The rating system has also stayed the same, with you being ranked as gold, silver or bronze in either the Assassin, Silencer or Shadow categories. The rating system scores you at the end. If you get a high enough score then you will unlock new abilities, such as quicker pick-pocketing and bigger health bars. These abilities seem fairly difficult to unlock in the first playthrough and, annoyingly, only get harder to unlock the further through the chapters you progress. If abilities are important to you, even if their upgrades aren't particularly essential to be able to complete the game, then you'll be wanting to complete the game a second time on the new game plus mode that is offered. For those who need more of a challenge, new game plus hard mode is available as well.
Compared with the bland appearance of India
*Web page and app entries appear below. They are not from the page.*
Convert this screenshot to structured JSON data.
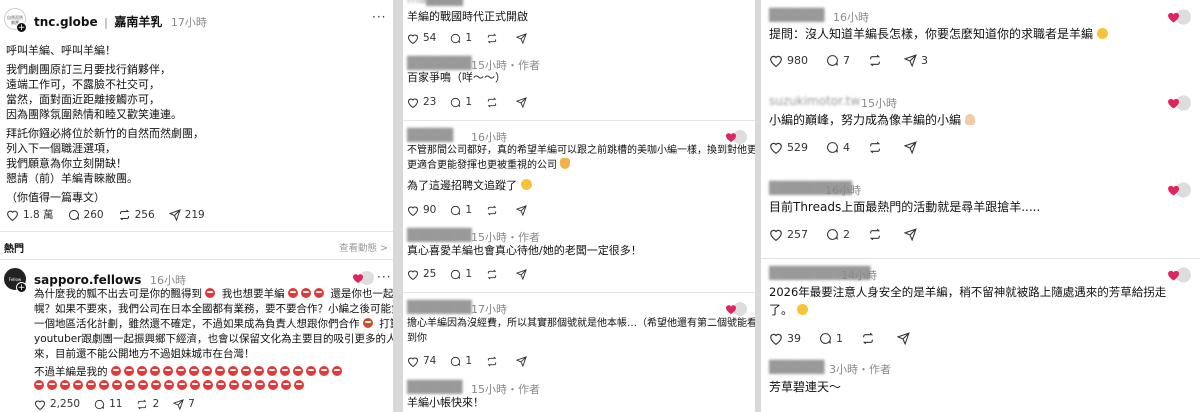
{
  "panel1": {
    "post": {
      "username": "tnc.globe",
      "separator": "|",
      "page_title": "嘉南羊乳",
      "time": "17小時",
      "lines": [
        "呼叫羊編、呼叫羊編！",
        "我們劇團原訂三月要找行銷夥伴，",
        "遠端工作可，不露臉不社交可，",
        "當然，面對面近距離接觸亦可，",
        "因為團隊氛圍熱情和睦又歡笑連連。",
        "拜託你鏹必將位於新竹的自然而然劇團，",
        "列入下一個職涯選項，",
        "我們願意為你立刻開缺！",
        "懇請（前）羊編青睞敝團。",
        "（你值得一篇專文）"
      ],
      "stats": {
        "likes": "1.8 萬",
        "comments": "260",
        "reposts": "256",
        "shares": "219"
      }
    },
    "section_title": "熱門",
    "view_activity": "查看動態 >",
    "reply": {
      "username": "sapporo.fellows",
      "time": "16小時",
      "lines": [
        "為什麼我的瓢不出去可是你的飄得到",
        "我也想要羊編",
        "還是你也一起來札",
        "幌？如果不要來，我們公司在日本全國都有業務，要不要合作？小編之後可能負責",
        "一個地區活化計劃，雖然還不確定，不過如果成為負責人想跟你們合作",
        "打算我",
        "youtuber跟劇團一起振興鄉下經濟，也會以保留文化為主要目的吸引更多的人到",
        "來，目前還不能公開地方不過姐妹城市在台灣！",
        "不過羊編是我的"
      ],
      "stats": {
        "likes": "2,250",
        "comments": "11",
        "reposts": "2",
        "shares": "7"
      }
    }
  },
  "panel2": {
    "items": [
      {
        "name": "",
        "time": "",
        "text": "羊編的戰國時代正式開啟",
        "likes": "54",
        "comments": "1"
      },
      {
        "name": "",
        "time": "15小時・作者",
        "text": "百家爭鳴（咩～～）",
        "likes": "23",
        "comments": "1"
      },
      {
        "name": "",
        "time": "16小時",
        "text1": "不管那間公司都好，真的希望羊編可以跟之前跳槽的美咖小編一樣，換到對他更",
        "text2": "更適合更能發揮也更被重視的公司",
        "likes": "",
        "comments": ""
      },
      {
        "name": "",
        "time": "",
        "text": "為了這邊招聘文追蹤了",
        "likes": "90",
        "comments": "1"
      },
      {
        "name": "",
        "time": "15小時・作者",
        "text": "真心喜愛羊編也會真心待他/她的老闆一定很多！",
        "likes": "25",
        "comments": "1"
      },
      {
        "name": "",
        "time": "17小時",
        "text1": "擔心羊編因為沒經費，所以其實那個號就是他本帳…（希望他還有第二個號能看",
        "text2": "到你",
        "likes": "74",
        "comments": "1"
      },
      {
        "name": "",
        "time": "15小時・作者",
        "text": "羊編小帳快來！",
        "likes": "",
        "comments": ""
      }
    ]
  },
  "panel3": {
    "items": [
      {
        "time": "16小時",
        "text": "提問：沒人知道羊編長怎樣，你要怎麼知道你的求職者是羊編",
        "likes": "980",
        "comments": "7",
        "reposts": "3"
      },
      {
        "time": "15小時",
        "text": "小編的巔峰，努力成為像羊編的小編",
        "likes": "529",
        "comments": "4"
      },
      {
        "time": "16小時",
        "text": "目前Threads上面最熱門的活動就是尋羊跟搶羊.....",
        "likes": "257",
        "comments": "2"
      },
      {
        "time": "14小時",
        "text1": "2026年最要注意人身安全的是羊編，稍不留神就被路上隨處遇來的芳草給拐走",
        "text2": "了。",
        "likes": "39",
        "comments": "1"
      },
      {
        "time": "3小時・作者",
        "text": "芳草碧連天～"
      }
    ]
  }
}
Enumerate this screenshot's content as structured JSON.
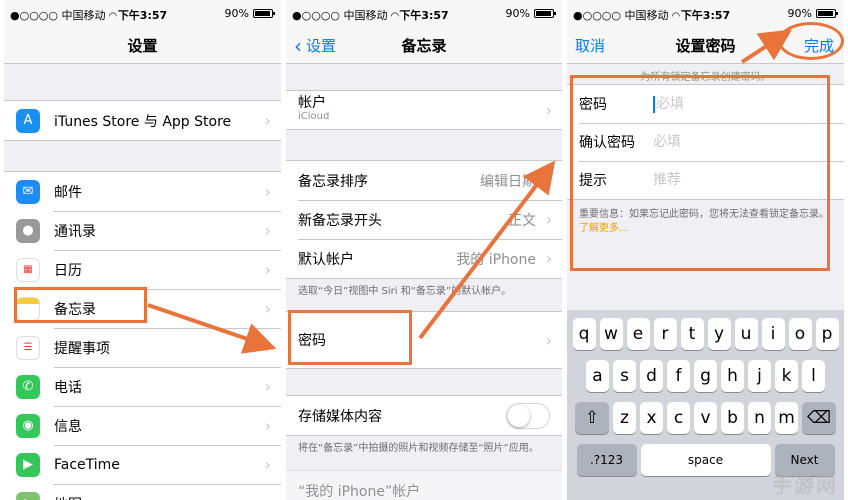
{
  "status": {
    "carrier": "●○○○○ 中国移动",
    "time": "下午3:57",
    "battery": "90%"
  },
  "panel1": {
    "title": "设置",
    "itunes": "iTunes Store 与 App Store",
    "items": [
      {
        "label": "邮件",
        "icon": "mail-icon"
      },
      {
        "label": "通讯录",
        "icon": "contacts-icon"
      },
      {
        "label": "日历",
        "icon": "calendar-icon"
      },
      {
        "label": "备忘录",
        "icon": "notes-icon"
      },
      {
        "label": "提醒事项",
        "icon": "reminders-icon"
      },
      {
        "label": "电话",
        "icon": "phone-icon"
      },
      {
        "label": "信息",
        "icon": "messages-icon"
      },
      {
        "label": "FaceTime",
        "icon": "facetime-icon"
      },
      {
        "label": "地图",
        "icon": "maps-icon"
      }
    ]
  },
  "panel2": {
    "back": "设置",
    "title": "备忘录",
    "account_label": "帐户",
    "account_sub": "iCloud",
    "sort_label": "备忘录排序",
    "sort_value": "编辑日期",
    "new_note_label": "新备忘录开头",
    "new_note_value": "正文",
    "default_account_label": "默认帐户",
    "default_account_value": "我的 iPhone",
    "default_account_note": "选取“今日”视图中 Siri 和“备忘录”的默认帐户。",
    "password_label": "密码",
    "save_media_label": "存储媒体内容",
    "save_media_note": "将在“备忘录”中拍摄的照片和视频存储至“照片”应用。",
    "bottom_partial": "“我的 iPhone”帐户"
  },
  "panel3": {
    "cancel": "取消",
    "title": "设置密码",
    "done": "完成",
    "hint": "为所有锁定备忘录创建密码。",
    "password_label": "密码",
    "password_placeholder": "必填",
    "confirm_label": "确认密码",
    "confirm_placeholder": "必填",
    "hint_label": "提示",
    "hint_placeholder": "推荐",
    "warning": "重要信息：如果忘记此密码，您将无法查看锁定备忘录。",
    "learn_more": "了解更多…"
  },
  "keyboard": {
    "row1": [
      "q",
      "w",
      "e",
      "r",
      "t",
      "y",
      "u",
      "i",
      "o",
      "p"
    ],
    "row2": [
      "a",
      "s",
      "d",
      "f",
      "g",
      "h",
      "j",
      "k",
      "l"
    ],
    "row3": [
      "z",
      "x",
      "c",
      "v",
      "b",
      "n",
      "m"
    ],
    "numbers": ".?123",
    "space": "space",
    "next": "Next"
  },
  "watermark": "手游网",
  "colors": {
    "annotation": "#e8743b",
    "ios_blue": "#007aff"
  }
}
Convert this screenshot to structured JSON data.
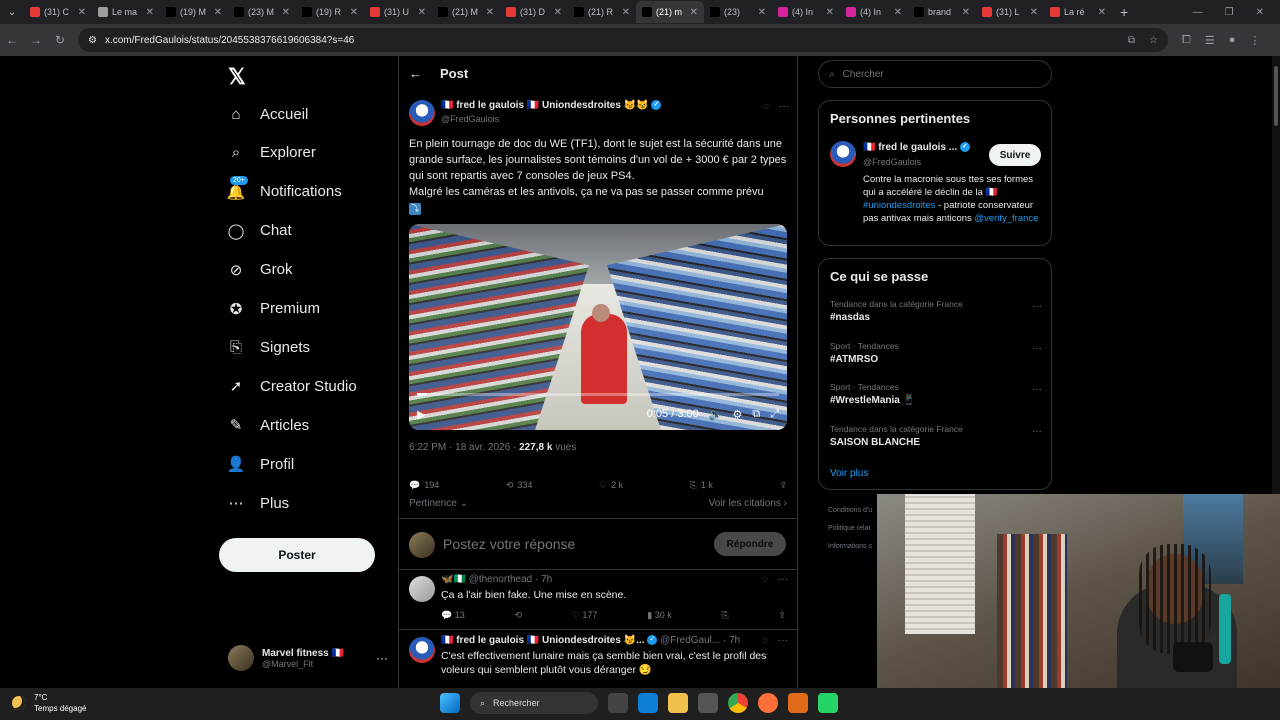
{
  "browser": {
    "tabs": [
      {
        "title": "(31) C",
        "fav_color": "#e53935"
      },
      {
        "title": "Le ma",
        "fav_color": "#9e9e9e"
      },
      {
        "title": "(19) M",
        "fav_color": "#000000"
      },
      {
        "title": "(23) M",
        "fav_color": "#000000"
      },
      {
        "title": "(19) R",
        "fav_color": "#000000"
      },
      {
        "title": "(31) U",
        "fav_color": "#e53935"
      },
      {
        "title": "(21) M",
        "fav_color": "#000000"
      },
      {
        "title": "(31) D",
        "fav_color": "#e53935"
      },
      {
        "title": "(21) R",
        "fav_color": "#000000"
      },
      {
        "title": "(21) m",
        "fav_color": "#000000"
      },
      {
        "title": "(23)",
        "fav_color": "#000000"
      },
      {
        "title": "(4) In",
        "fav_color": "#d6249f"
      },
      {
        "title": "(4) In",
        "fav_color": "#d6249f"
      },
      {
        "title": "brand",
        "fav_color": "#000000"
      },
      {
        "title": "(31) L",
        "fav_color": "#e53935"
      },
      {
        "title": "La ré",
        "fav_color": "#e53935"
      }
    ],
    "active_tab_index": 9,
    "url": "x.com/FredGaulois/status/2045538376619606384?s=46"
  },
  "nav": {
    "items": [
      {
        "label": "Accueil",
        "icon": "home-icon"
      },
      {
        "label": "Explorer",
        "icon": "search-icon"
      },
      {
        "label": "Notifications",
        "icon": "bell-icon",
        "badge": "20+"
      },
      {
        "label": "Chat",
        "icon": "chat-icon"
      },
      {
        "label": "Grok",
        "icon": "grok-icon"
      },
      {
        "label": "Premium",
        "icon": "premium-icon"
      },
      {
        "label": "Signets",
        "icon": "bookmark-icon"
      },
      {
        "label": "Creator Studio",
        "icon": "rocket-icon"
      },
      {
        "label": "Articles",
        "icon": "article-icon"
      },
      {
        "label": "Profil",
        "icon": "profile-icon"
      },
      {
        "label": "Plus",
        "icon": "more-icon"
      }
    ],
    "post_button": "Poster",
    "account": {
      "name": "Marvel fitness 🇫🇷",
      "handle": "@Marvel_Flt"
    }
  },
  "post": {
    "header": "Post",
    "author": {
      "name": "🇫🇷 fred le gaulois 🇫🇷 Uniondesdroites 😼😼",
      "handle": "@FredGaulois"
    },
    "text_lines": [
      "En plein tournage de doc du WE (TF1), dont le sujet est la sécurité dans une grande surface, les journalistes sont témoins d'un vol de + 3000 € par 2 types qui sont repartis avec 7 consoles de jeux PS4.",
      "Malgré les caméras et les antivols, ça ne va pas se passer comme prévu"
    ],
    "video": {
      "time": "0:05 / 3:00",
      "progress": 0.028
    },
    "timestamp": "6:22 PM · 18 avr. 2026 · ",
    "views": "227,8 k",
    "views_label": "vues",
    "stats": {
      "replies": "194",
      "reposts": "334",
      "likes": "2 k",
      "bookmarks": "1 k"
    },
    "sort_label": "Pertinence",
    "quotes_label": "Voir les citations",
    "reply_placeholder": "Postez votre réponse",
    "reply_button": "Répondre"
  },
  "replies": [
    {
      "name": "🦋🇳🇬",
      "handle": "@thenorthead · 7h",
      "text": "Ça a l'air bien fake. Une mise en scène.",
      "stats": {
        "replies": "13",
        "likes": "177",
        "views": "30 k"
      }
    },
    {
      "name": "🇫🇷 fred le gaulois 🇫🇷 Uniondesdroites 😼...",
      "handle": "@FredGaul... · 7h",
      "text": "C'est effectivement lunaire mais ça semble bien vrai, c'est le profil des voleurs qui semblent plutôt vous déranger 😏"
    }
  ],
  "right": {
    "search_placeholder": "Chercher",
    "relevant_title": "Personnes pertinentes",
    "relevant": {
      "name": "🇫🇷 fred le gaulois ...",
      "handle": "@FredGaulois",
      "follow": "Suivre",
      "bio_pre": "Contre la macronie sous ttes ses formes qui a accéléré le déclin de la 🇫🇷 ",
      "bio_tag": "#uniondesdroites",
      "bio_mid": " - patriote conservateur pas antivax mais anticons ",
      "bio_tag2": "@verity_france"
    },
    "trends_title": "Ce qui se passe",
    "trends": [
      {
        "category": "Tendance dans la catégorie France",
        "name": "#nasdas"
      },
      {
        "category": "Sport · Tendances",
        "name": "#ATMRSO"
      },
      {
        "category": "Sport · Tendances",
        "name": "#WrestleMania 📱"
      },
      {
        "category": "Tendance dans la catégorie France",
        "name": "SAISON BLANCHE"
      }
    ],
    "see_more": "Voir plus",
    "footer": [
      "Conditions d'u",
      "Politique relat",
      "Informations s"
    ]
  },
  "taskbar": {
    "weather_temp": "7°C",
    "weather_desc": "Temps dégagé",
    "search_label": "Rechercher"
  }
}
, this time around an increased effort has been made to inject a bit of colour into the game. The skies in the background are filled with reds and orange, connoting a sense of war and danger that carries through into all of the different areas. Unfortunately, the foreground buildings are still fairly dull and drab, doing very little to stand out from one another. Whilst the game flows well between the areas, you would be forgiven for not noticing the differences between them. Meanwhile, the accompanying soundtrack is suitably dramatic and exciting in the chase sequences, while going eerily quiet when you are in an area through which you need to sneak.
The game's achievements are fairly similar to the list from the past two games. With 17 achievements for you to get, only five of those relate to completing sequences in the story, as well as finishing the story
. You'll want to be able to earn each of the ratings 30 times, as well as completing some of the sequences in certain ways -- either without killing anyone
or without being seen. For those of you looking for the usual challenging achievement in the bunch, you'll be wanting to complete the game on hard plus mode
without ever alerting an enemy.
Whilst still being a very similar game to the first two instalments, our visit to Russia is definitely the most interesting of the three. Bringing in Ana as a second playable character makes the gameplay more interesting, allowing for sections where you switch between the two and help each other out. The overall look and feel of Assassin's Creed Chronicles: Russia
is exactly the same as China and India; there isn't anything new in this game that makes it stand out from the other two, or from other games in the same genre. If you enjoyed the past two Chronicles
games then you will most likely enjoy this one. Otherwise, this one won't be changing any opinions.
- Updated gadgets make assassinations and overall gameplay more entertaining
- Interesting story that brings a second playable character into the game
- Chase sequences are sometimes too quick so that you can't always tell where to go or what to do
The reviewer spent approximately six hours making their way through Russia, and assassinating nearly everybody along the way. She managed to unlock 14 of the game's 17 achievements. An Xbox One copy of the game was provided for the purpose of this review.